Former President Trump and other federal defendants in a lawsuit filed by Black Lives Matter D.C. cannot be sued for monetary damages for their handling of a protest that erupted into violence outside the White House on June 1, 2020, a U.S. judge ruled yesterday.
Judge Dabney Friedrich of the U.S. District Court for the District of Columbia said there’s no evidence that Trump and other federal officials, including then-acting Park Police Chief Gregory Monahan, acted illegally in stopping the protest at Lafayette Square.
"The defendants are entitled to qualified immunity as the plaintiffs have not plausibly alleged a violation of law," wrote the judge, whom Trump appointed to the D.C. bench in 2017.
Defendants in the suit comprised Trump, Monahan, former Attorney General William Barr and dozens of others involved in planning the police response. Black Lives Matter, which filed the suit along with the American Civil Liberties Union of the District of Columbia, accused the Trump administration of conspiring with federal agencies to disrupt the protest.
In dismissing most claims in the lawsuit, the judge disagreed, ruling that there was no evidence of a conspiracy and that Black Lives Matter D.C. as a group "fails to demonstrate standing as an organizational plaintiff."
Scott Michelman, legal director for the ACLU of the District of Columbia, said the ruling was "a stunning rejection" of constitutional values and the rights of protesters and "effectively places federal officials above the law."
"We plan to evaluate all our legal options to ensure that protesters cannot be wantonly attacked at the whim of a federal official," he said.
Park Police and other federal officers used smoke bombs, tear gas, shields and batons to clear a crowd of largely peaceful protesters who gathered at Lafayette Square to demonstrate against the police killing of George Floyd in Minneapolis in late May of last year (Greenwire, June 2, 2020).
The incident sparked a public outcry and congressional hearings as critics accused the Park Police of using excessive force against the protesters.
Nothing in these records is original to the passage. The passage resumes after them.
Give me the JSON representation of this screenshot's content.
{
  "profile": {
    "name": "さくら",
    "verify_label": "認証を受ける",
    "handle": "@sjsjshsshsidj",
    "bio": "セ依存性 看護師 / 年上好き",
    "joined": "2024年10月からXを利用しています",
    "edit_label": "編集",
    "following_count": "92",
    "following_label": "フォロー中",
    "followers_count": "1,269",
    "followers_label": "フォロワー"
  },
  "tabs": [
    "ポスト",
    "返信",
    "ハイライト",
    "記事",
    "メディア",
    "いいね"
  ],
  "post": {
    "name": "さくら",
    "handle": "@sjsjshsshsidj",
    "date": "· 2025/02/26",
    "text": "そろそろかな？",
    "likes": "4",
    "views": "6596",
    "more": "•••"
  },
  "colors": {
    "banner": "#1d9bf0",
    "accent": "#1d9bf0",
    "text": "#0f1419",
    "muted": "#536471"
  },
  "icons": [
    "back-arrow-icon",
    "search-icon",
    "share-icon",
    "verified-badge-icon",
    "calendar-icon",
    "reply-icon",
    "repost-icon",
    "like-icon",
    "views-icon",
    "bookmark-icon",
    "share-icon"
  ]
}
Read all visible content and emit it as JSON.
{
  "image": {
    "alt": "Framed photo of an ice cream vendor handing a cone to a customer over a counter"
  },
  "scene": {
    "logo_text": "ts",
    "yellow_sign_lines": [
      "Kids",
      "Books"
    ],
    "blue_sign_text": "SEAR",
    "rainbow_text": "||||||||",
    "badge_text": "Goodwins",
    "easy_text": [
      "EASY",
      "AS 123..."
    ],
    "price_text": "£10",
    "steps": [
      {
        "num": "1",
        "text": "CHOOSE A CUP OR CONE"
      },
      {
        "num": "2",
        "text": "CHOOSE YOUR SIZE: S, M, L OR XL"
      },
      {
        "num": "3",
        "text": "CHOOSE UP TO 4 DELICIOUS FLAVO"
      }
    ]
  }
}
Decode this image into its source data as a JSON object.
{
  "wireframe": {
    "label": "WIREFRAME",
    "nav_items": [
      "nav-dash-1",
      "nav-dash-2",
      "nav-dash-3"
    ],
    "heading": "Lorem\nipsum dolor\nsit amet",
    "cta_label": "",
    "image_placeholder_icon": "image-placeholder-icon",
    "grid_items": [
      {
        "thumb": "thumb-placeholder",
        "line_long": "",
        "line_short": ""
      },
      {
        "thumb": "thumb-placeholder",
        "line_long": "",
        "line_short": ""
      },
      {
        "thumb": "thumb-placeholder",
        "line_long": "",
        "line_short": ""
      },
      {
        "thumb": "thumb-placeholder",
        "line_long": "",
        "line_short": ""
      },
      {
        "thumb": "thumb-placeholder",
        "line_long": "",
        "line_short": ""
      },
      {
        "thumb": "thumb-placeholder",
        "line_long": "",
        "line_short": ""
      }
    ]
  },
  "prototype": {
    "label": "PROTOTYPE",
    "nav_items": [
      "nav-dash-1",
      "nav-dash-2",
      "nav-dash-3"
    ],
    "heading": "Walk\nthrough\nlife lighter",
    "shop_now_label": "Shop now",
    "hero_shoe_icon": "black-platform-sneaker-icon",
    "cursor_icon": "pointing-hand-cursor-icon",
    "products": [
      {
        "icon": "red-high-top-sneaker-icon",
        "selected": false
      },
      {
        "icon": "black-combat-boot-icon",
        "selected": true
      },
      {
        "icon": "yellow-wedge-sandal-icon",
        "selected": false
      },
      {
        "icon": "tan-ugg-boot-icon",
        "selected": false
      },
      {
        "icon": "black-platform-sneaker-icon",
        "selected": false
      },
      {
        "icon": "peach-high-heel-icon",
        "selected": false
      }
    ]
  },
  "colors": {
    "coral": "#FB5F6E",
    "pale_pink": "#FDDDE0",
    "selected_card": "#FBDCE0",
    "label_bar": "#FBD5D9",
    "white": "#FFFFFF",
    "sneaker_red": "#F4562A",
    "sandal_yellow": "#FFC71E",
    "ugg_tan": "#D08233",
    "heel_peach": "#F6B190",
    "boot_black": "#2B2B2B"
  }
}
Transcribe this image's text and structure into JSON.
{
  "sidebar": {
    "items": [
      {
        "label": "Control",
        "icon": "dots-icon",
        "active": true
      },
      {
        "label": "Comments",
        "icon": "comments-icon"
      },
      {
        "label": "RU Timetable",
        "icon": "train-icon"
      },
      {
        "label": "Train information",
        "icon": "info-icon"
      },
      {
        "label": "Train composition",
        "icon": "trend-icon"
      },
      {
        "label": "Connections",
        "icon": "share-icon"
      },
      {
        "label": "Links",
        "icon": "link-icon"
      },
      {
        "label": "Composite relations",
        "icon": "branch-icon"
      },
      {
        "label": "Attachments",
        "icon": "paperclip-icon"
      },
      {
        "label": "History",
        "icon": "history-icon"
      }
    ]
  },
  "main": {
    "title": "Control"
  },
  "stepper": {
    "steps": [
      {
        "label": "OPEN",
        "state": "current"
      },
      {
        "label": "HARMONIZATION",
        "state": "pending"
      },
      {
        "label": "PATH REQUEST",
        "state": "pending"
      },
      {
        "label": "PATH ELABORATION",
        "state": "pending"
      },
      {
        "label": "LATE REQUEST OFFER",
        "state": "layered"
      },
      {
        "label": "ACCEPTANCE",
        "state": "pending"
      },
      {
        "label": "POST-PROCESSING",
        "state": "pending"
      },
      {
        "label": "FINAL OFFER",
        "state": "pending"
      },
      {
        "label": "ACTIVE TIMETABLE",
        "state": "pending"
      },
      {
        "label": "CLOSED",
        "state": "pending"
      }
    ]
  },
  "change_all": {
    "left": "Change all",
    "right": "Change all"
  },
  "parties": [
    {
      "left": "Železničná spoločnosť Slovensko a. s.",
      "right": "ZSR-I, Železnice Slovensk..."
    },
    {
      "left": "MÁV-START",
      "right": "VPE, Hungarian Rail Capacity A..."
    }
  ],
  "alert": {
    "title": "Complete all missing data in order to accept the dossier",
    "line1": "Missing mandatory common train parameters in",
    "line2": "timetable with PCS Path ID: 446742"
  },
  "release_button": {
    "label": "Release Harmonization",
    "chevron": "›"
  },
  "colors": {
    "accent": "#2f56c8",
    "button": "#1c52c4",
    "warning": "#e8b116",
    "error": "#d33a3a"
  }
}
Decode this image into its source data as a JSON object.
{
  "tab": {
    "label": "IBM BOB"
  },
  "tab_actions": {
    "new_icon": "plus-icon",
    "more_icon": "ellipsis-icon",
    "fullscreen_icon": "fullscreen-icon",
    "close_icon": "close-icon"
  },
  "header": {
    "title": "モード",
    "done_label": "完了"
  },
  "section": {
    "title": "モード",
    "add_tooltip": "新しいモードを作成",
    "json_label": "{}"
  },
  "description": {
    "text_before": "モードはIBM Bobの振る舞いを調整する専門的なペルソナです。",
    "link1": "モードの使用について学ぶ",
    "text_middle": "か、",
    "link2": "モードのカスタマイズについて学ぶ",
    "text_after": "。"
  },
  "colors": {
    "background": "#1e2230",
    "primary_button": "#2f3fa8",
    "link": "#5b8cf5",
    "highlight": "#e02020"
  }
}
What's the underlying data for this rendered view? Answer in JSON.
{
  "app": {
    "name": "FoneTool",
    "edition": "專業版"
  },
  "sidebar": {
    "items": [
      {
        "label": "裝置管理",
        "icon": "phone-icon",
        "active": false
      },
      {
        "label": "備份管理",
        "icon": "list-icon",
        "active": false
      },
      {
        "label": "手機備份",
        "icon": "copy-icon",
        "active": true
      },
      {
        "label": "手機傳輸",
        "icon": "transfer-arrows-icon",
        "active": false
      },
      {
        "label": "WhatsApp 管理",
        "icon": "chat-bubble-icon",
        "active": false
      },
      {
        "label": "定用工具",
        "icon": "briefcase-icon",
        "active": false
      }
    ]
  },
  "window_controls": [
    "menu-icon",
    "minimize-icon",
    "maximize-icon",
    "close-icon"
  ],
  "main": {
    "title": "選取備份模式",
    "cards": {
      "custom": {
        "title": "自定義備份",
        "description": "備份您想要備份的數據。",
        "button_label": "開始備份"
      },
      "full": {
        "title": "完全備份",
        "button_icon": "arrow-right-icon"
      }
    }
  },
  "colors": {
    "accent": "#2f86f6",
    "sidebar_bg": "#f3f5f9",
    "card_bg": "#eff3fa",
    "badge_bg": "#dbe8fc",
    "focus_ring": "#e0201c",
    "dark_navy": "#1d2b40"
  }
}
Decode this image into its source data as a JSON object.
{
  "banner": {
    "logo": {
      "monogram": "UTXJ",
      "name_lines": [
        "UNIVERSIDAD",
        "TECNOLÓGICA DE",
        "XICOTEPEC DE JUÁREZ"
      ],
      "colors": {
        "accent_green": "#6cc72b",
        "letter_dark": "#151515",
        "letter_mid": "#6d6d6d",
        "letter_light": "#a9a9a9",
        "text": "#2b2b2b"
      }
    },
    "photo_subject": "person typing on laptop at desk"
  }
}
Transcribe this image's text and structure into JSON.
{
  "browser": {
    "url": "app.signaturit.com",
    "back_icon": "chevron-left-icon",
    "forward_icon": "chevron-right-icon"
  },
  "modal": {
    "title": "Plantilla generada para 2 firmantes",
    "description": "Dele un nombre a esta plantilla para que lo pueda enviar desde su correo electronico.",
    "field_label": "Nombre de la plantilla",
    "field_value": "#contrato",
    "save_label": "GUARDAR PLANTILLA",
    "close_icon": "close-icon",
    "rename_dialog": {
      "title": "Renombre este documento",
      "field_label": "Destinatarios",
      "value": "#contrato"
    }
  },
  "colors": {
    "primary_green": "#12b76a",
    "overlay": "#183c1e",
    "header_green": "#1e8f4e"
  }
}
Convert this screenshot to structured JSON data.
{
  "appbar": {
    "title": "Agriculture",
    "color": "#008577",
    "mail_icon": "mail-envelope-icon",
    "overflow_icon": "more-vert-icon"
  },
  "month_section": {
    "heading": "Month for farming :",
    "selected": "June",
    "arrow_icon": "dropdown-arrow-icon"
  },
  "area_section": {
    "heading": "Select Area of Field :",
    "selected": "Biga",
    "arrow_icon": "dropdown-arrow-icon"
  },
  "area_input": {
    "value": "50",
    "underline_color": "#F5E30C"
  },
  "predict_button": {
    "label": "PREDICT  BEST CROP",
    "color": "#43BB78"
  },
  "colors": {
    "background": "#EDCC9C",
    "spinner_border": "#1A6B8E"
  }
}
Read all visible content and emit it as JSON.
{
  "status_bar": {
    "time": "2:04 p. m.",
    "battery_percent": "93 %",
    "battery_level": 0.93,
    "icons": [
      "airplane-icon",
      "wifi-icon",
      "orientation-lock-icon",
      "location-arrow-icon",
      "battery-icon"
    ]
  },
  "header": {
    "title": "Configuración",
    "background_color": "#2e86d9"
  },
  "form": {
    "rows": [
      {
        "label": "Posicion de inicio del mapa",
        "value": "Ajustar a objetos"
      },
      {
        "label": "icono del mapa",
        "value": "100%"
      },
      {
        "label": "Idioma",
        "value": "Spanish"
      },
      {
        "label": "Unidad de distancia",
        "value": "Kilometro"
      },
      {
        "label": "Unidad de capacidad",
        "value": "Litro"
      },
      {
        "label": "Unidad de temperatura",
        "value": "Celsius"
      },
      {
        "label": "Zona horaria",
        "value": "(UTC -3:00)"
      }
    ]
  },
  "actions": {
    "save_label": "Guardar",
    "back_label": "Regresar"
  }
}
Two Park Police officers were reassigned after a video showed them attacking two Australian journalists with a baton and shield.
The judge said part of the lawsuit could proceed, including a challenge on restrictions on protests at Lafayette Square and against Arlington County, Va., and D.C. police who participated in the crackdown.
Michelman also criticized the judge’s decision for making a distinction between federal and local law enforcement officers involved in the operation.
"Congress should plug this dangerous gap in our system of constitutional remedies by legislating that federal officers, no less than state and local ones, can be sued when they violate individuals’ rights," he said.